1929 – Mountain Valley Creamery truck parked outside Fred O. Scroggs store in Brasstown
Friday, March 8, 1929 – The Cherokee Scout, Murphy
The winter term of the John C. Campbell Folk School ended last Thursday, after a very satisfactory session, in spite of influenza and the inconvenience of living in a partly finished building. The students left that afternoon, several having to go as far as Robbinsville, Highlands, and Virginia. Mrs. Campbell spoke briefly at morning exercises after which there was singing, and then a ball game. Each member of the school planted a tree on the school grounds some pines, several red maples, and a dogwood. At dinner the school’s birthday cake was proudly brought in, with its three red candles-two years old, and one to grow on. Everyone made some wish for the school.
Though school will not be in session until next November 1, the spring and summer months promise to be very busy ones. Mr. Holder of Murphy will begin work at once on the heating system in the Community House, so that the rest of the carpentry work may then be completed. Rooms must be furnished, lighting fixtures and water installed. The building will also be painted as soon as weather permits. Driveways and planting must be put in order.
One of the heaviest pieces of work this spring will be the finishing of the water system. The pipe is in the ground, and ditches and reservoir were dug last winter. The flow of a number of springs will be gathered into a basin, and thence pumped to the reservoir-which will hold 33,000 gallons, where it will be distributed by gravity over the whole place. The pumping will be done in an eleven foot steel waterwheel driven by the branch running through the farm. A dam is now under construction and it is expected that the little lake so formed will furnish a pleasant swimming hole for the summer.
A stone shop and laundry will be built in connection with the pump and water wheel.
By November 1, it is hoped that all will be in full readiness for school, which can then offer adequate rooming space, full weaving and sewing courses for the girls and wood and iron working for the young men, in addition to the regular course.

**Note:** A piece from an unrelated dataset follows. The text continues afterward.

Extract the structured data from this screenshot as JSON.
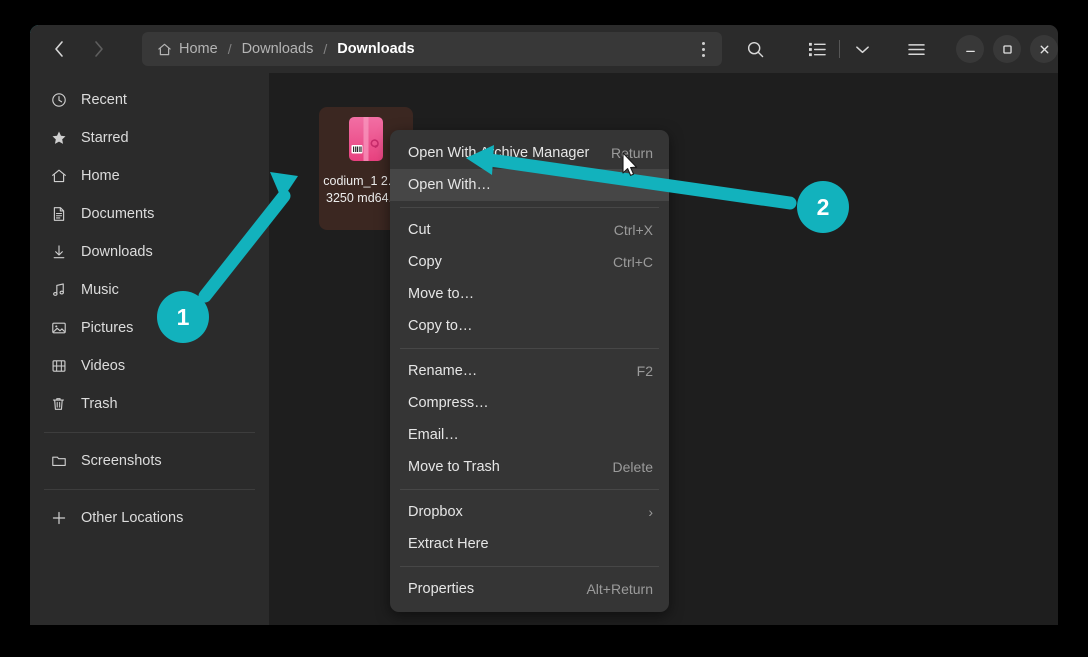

The Brasstown Woman’s Club met Wednesday, February 27, at Mrs. William Clayton’s. Abut 20 members were present in spite of rain and slick roads. Mrs. Ellis gave a biscuit demonstration, and told about the contest which is to beheld in April. There was a short discussion about handwork, and afterwards a social hour was enjoyed, and very delicious refreshments were served.
There have been several guests at the Folk School these last few months. Miss Stone, the founder and head of the Hindman Settlement School in Kentucky, and Miss Hale who has been connected with the Experiment Station in Kentucky, and is soon to undertake some new work were at the school last week, and attended the Woman’s Club meeting.
On Saturday, Miss Pettit who founded Pine Mountain School in Kentucky, and is the present head, came to spend several days. Miss Jessie Ross of the Spinning Wheel, Asheville, and Miss Helen Dingman of Berea College, editor of Mountain Life and Work and Executive Secretary of the Conference of Southern Mountain Workers have also visited the school.
Mrs. Wessell’s Normal Class visited the Folk School at Brasstown Wednesday morning and greatly enjoyed the classes. They took gymnastics under Mr. Bidstrup’s direction. Mrs. Campbell spoke for a few moments on the purpose and method of the school, and Miss Butler told of her experience in rural school work. After this the whole group visited the Folk School Museum.
I hope you enjoyed this peek into the history of the John C. Campbell Folk School as much as I did-truly fascinating!
p.s. The Pressley Girls will be at Martins Creek Community Building Saturday March 24. Concert free, hamburgers and hot-dogs available for purchase, singing starts at 6:00 p.m.